Due in part to city policy that views urban farms as placeholders before more valuable re–development takes place, most urban farms do not have full ownership of their land. Land availability is less of a challenge—at least 6,000 vacant lots in Philadelphia are publicly owned and ready for disposition—but complicated bureaucratic requirements and threats of new development make it difficult for farms to access this land. Nevertheless, organizations like the Philadelphia Land Bank and the Campaign to Take Back Vacant Land are making progress to establish urban farms as a permanent fixture of the city.

“This neighborhood is steeped in history, every generation who has lived in North Philadelphia can recall where their favorite childhood memory took place in this neighborhood,” said Tyler A. Ray in a government testimonial. Ray is a lifelong North Philadelphia resident and community organizer who views Life Do Grow as his grounding place. He explained that the urban farm acts as a “middle man” in a food desert by providing fresh produce to a community with scant access to healthy options.

“Many urban gardens and farms are also at risk of their land being stripped away by private development regardless of their community impact,” he said. “I ask that when the notion of food insecurity is discussed, the conversation of land sovereignty and the recognition of communal ownership is also included.” 

Location: 2315 North 11th St., Philadelphia

Photo: Angela Shen Inside the geodesic dome at Life Do Grow Farm.

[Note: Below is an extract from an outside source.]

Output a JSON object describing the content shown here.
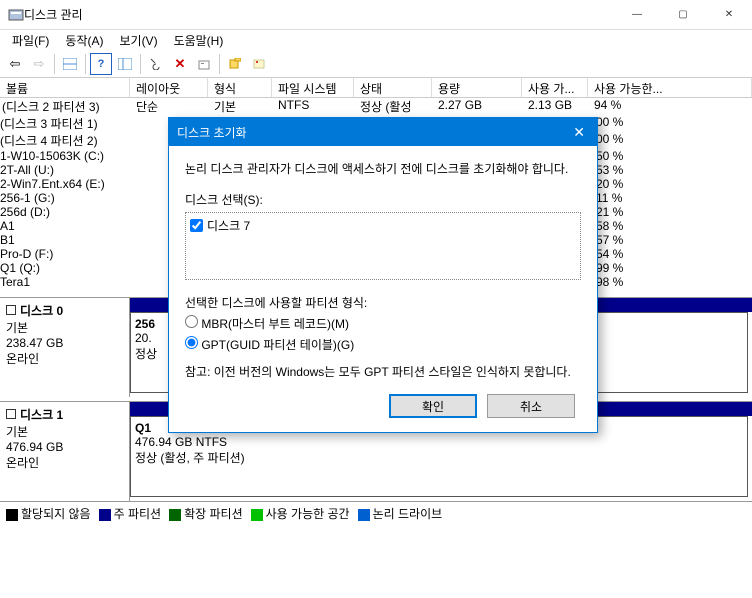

With organizations like the Farm at Awbury, Sankofa Community Farm, and Life Do Grow Farm leading the way, urban farming represents hope for the city on a number of fronts—food access, sustainability, mental and physical health, and social and civic engagement. Despite a plethora of challenges with land ownership and funding, urban agriculture has persisted in Philadelphia for over a century. Such survival is the direct result of dedicated work and advocacy by many of the organizations and people highlighted here, as well as countless others.  

With the appointment of Ash Richards, the city’s first–ever director of urban agriculture, and the initiation of planning for the city’s first–ever long–term urban agriculture strategy in 2019, the next few years may be the most exciting for the growth and establishment of urban agriculture in the city. 

In the meantime, Philadelphians should make time in their busy schedules to volunteer at a nearby urban farm, care for a tomato plant, or learn an old family recipe. The advantages of these activities go far beyond basic nourishment—they are powerful ways to connect to your community, your culture, and yourself.